UKIP leader Roger Knapman has given his clearest signal yet that his patience is running out with Robert Kilroy-Silk's jockeying for his job.
By Ben Davies
BBC News Online political staff in Bournemouth
Mr Knapman intends to carry on as leader
In an interview with BBC News Online, Mr Knapman rejected suggestions he had agreed to step down early as the former TV presenter had claimed.
He added: "He will make his own luck over the next short while. I hope he will settle down and be a team player."
Mr Kilroy-Silk announced his desire to lead UKIP on Sunday.
Mr Knapman had already indicated that Mr Kilroy-Silk could be disciplined if he continued his campaign.
Asked how far he will allow himself to be pushed by Mr Kilroy-Silk he says: "Well, I'm intrigued about that myself."
"Nobody is bigger than the party. We are a political party and not a chat show party," he said shortly before speaking at a UKIP fringe meeting near the Tory conference in Bournemouth.
"He needs to be a team player."
Asked if he was afraid of a party split he said: "I know there will be a UKIP list [of candidates] I sincerely hope there will not be a Kilroy-Silk list."
"I will take the party definitely into the general election ... on the other hand I don't say I will go on and on and on."
Showdown in Brussels?
Mr Knapman added that Mr Kilroy-Silk, who joined UKIP earlier this year and was elected in June to the European Parliament, would be "unwise" to pursue his bid to be leader.
"When we get to Brussels next week - and a number of colleagues have asked to discuss - this we shall let him know what their views are at that time."
Mr Knapman meanwhile said he doubted millionaire Paul Sykes, who earlier this week pulled the plug on his support for UKIP in favour of the Tories, could support current Conservative policies.
"Paul Sykes is not one to give money but he provides support with leaflets - well he knows the contents of the leaflets.
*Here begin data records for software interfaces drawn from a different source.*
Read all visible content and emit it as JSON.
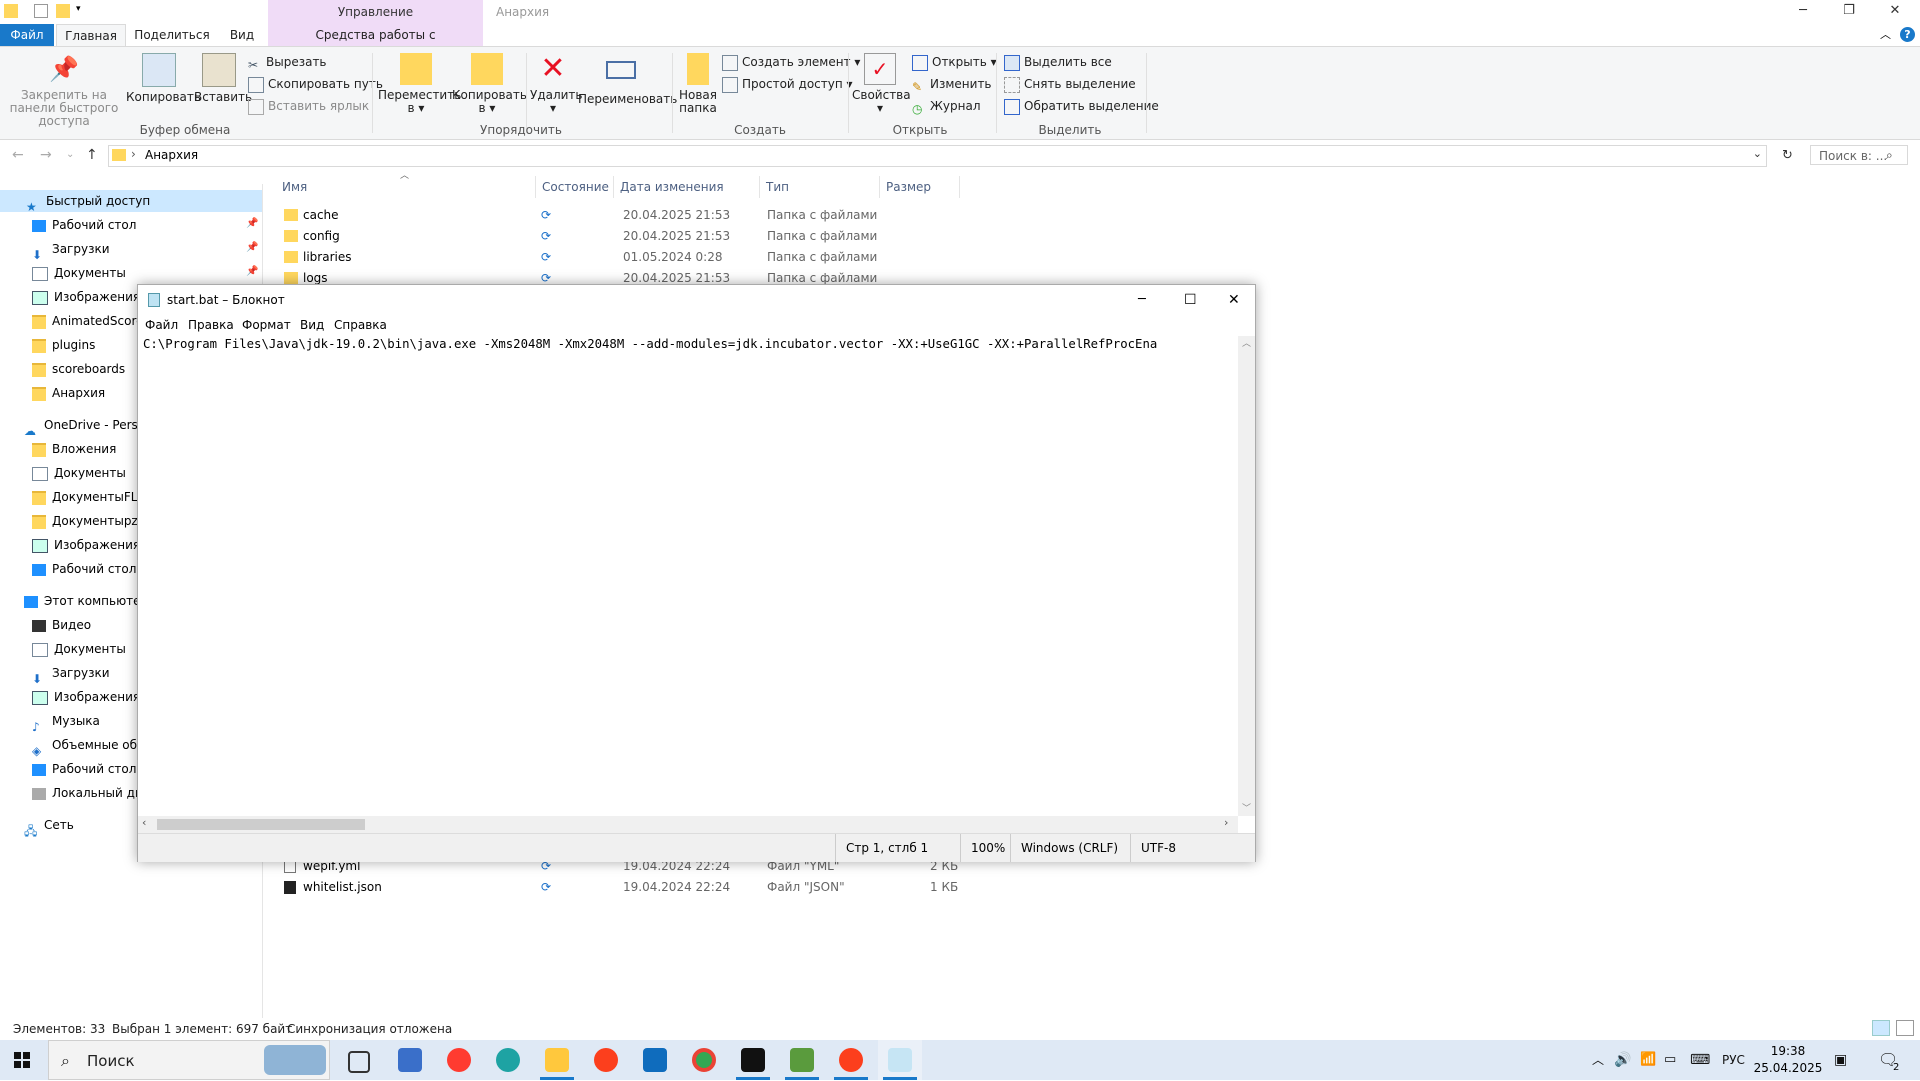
{
  "explorer": {
    "context_tab": "Управление",
    "context_subtab": "Средства работы с приложениями",
    "title": "Анархия",
    "tabs": [
      "Файл",
      "Главная",
      "Поделиться",
      "Вид"
    ],
    "ribbon": {
      "pin_quick": "Закрепить на панели быстрого доступа",
      "copy": "Копировать",
      "paste": "Вставить",
      "cut": "Вырезать",
      "copy_path": "Скопировать путь",
      "paste_shortcut": "Вставить ярлык",
      "group_clipboard": "Буфер обмена",
      "move_to": "Переместить в",
      "copy_to": "Копировать в",
      "delete": "Удалить",
      "rename": "Переименовать",
      "group_organize": "Упорядочить",
      "new_folder": "Новая папка",
      "new_item": "Создать элемент",
      "easy_access": "Простой доступ",
      "group_new": "Создать",
      "properties": "Свойства",
      "open": "Открыть",
      "edit": "Изменить",
      "history": "Журнал",
      "group_open": "Открыть",
      "select_all": "Выделить все",
      "select_none": "Снять выделение",
      "invert_selection": "Обратить выделение",
      "group_select": "Выделить"
    },
    "address": {
      "path": "Анархия",
      "search_placeholder": "Поиск в: ..."
    },
    "nav": {
      "quick_access": "Быстрый доступ",
      "quick_items": [
        "Рабочий стол",
        "Загрузки",
        "Документы",
        "Изображения",
        "AnimatedScoreb",
        "plugins",
        "scoreboards",
        "Анархия"
      ],
      "onedrive": "OneDrive - Persor",
      "onedrive_items": [
        "Вложения",
        "Документы",
        "ДокументыFL S",
        "ДокументыpzLa",
        "Изображения",
        "Рабочий стол"
      ],
      "this_pc": "Этот компьютер",
      "pc_items": [
        "Видео",
        "Документы",
        "Загрузки",
        "Изображения",
        "Музыка",
        "Объемные объ",
        "Рабочий стол",
        "Локальный дис"
      ],
      "network": "Сеть"
    },
    "columns": [
      "Имя",
      "Состояние",
      "Дата изменения",
      "Тип",
      "Размер"
    ],
    "files_top": [
      {
        "name": "cache",
        "state": "⟳",
        "date": "20.04.2025 21:53",
        "type": "Папка с файлами",
        "size": ""
      },
      {
        "name": "config",
        "state": "⟳",
        "date": "20.04.2025 21:53",
        "type": "Папка с файлами",
        "size": ""
      },
      {
        "name": "libraries",
        "state": "⟳",
        "date": "01.05.2024 0:28",
        "type": "Папка с файлами",
        "size": ""
      },
      {
        "name": "logs",
        "state": "⟳",
        "date": "20.04.2025 21:53",
        "type": "Папка с файлами",
        "size": ""
      }
    ],
    "files_bottom": [
      {
        "name": "wepif.yml",
        "state": "⟳",
        "date": "19.04.2024 22:24",
        "type": "Файл \"YML\"",
        "size": "2 КБ"
      },
      {
        "name": "whitelist.json",
        "state": "⟳",
        "date": "19.04.2024 22:24",
        "type": "Файл \"JSON\"",
        "size": "1 КБ"
      }
    ],
    "status": {
      "count": "Элементов: 33",
      "selected": "Выбран 1 элемент: 697 байт",
      "sync": "Синхронизация отложена"
    }
  },
  "notepad": {
    "title": "start.bat – Блокнот",
    "menu": [
      "Файл",
      "Правка",
      "Формат",
      "Вид",
      "Справка"
    ],
    "content": "C:\\Program Files\\Java\\jdk-19.0.2\\bin\\java.exe -Xms2048M -Xmx2048M --add-modules=jdk.incubator.vector -XX:+UseG1GC -XX:+ParallelRefProcEna",
    "status": {
      "position": "Стр 1, стлб 1",
      "zoom": "100%",
      "eol": "Windows (CRLF)",
      "encoding": "UTF-8"
    }
  },
  "taskbar": {
    "search": "Поиск",
    "lang": "РУС",
    "time": "19:38",
    "date": "25.04.2025",
    "notif_count": "2"
  },
  "colors": {
    "file_tab": "#1979ca",
    "context_tab": "#f0dcf7",
    "selection": "#cce8ff",
    "taskbar": "#dfe9f5"
  }
}
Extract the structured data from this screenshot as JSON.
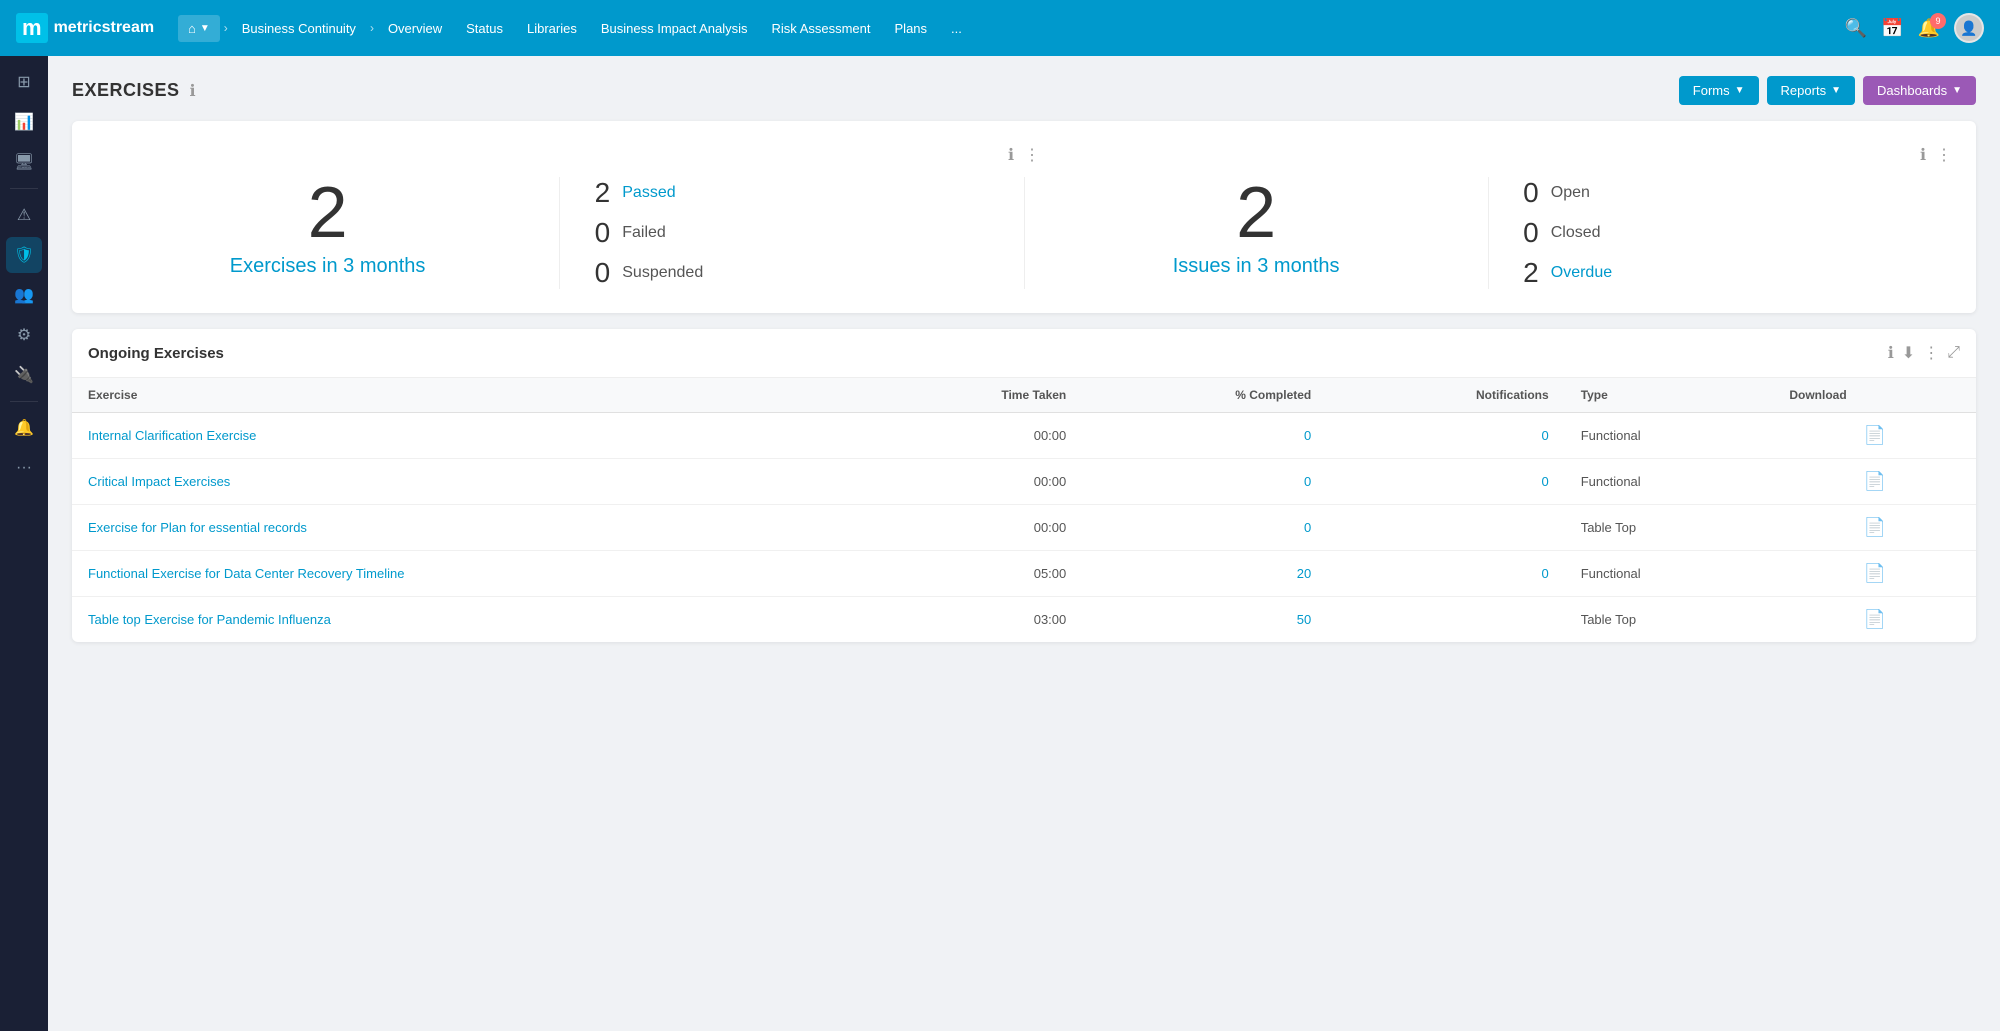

He's quite an operator - you'd expect a man with £500m to be so," Mr Knapman said.
UKIP MEP Nigel Farage, who was due to speak at the fringe meeting, said new backer, businessman Alan Bown, was prepared to "liquidate" some of his assets if the party needed cash.
He said: "There is no way that Paul Sykes supports the Tories' current agenda but I think his feeling is he doesn't want to see them damaged any further given they are already terribly weak."
Mr Farage also expressed regret over the party's decision to contest every Tory seat - a position Mr Kilroy-Silk had urged at last weekend's UKIP conference in Bristol.
"Had we adopted a different policy or a different message on Saturday I don't think this would have happened quite like this," he said.
"Kilroy advocated it and it didn't have a very positive effect."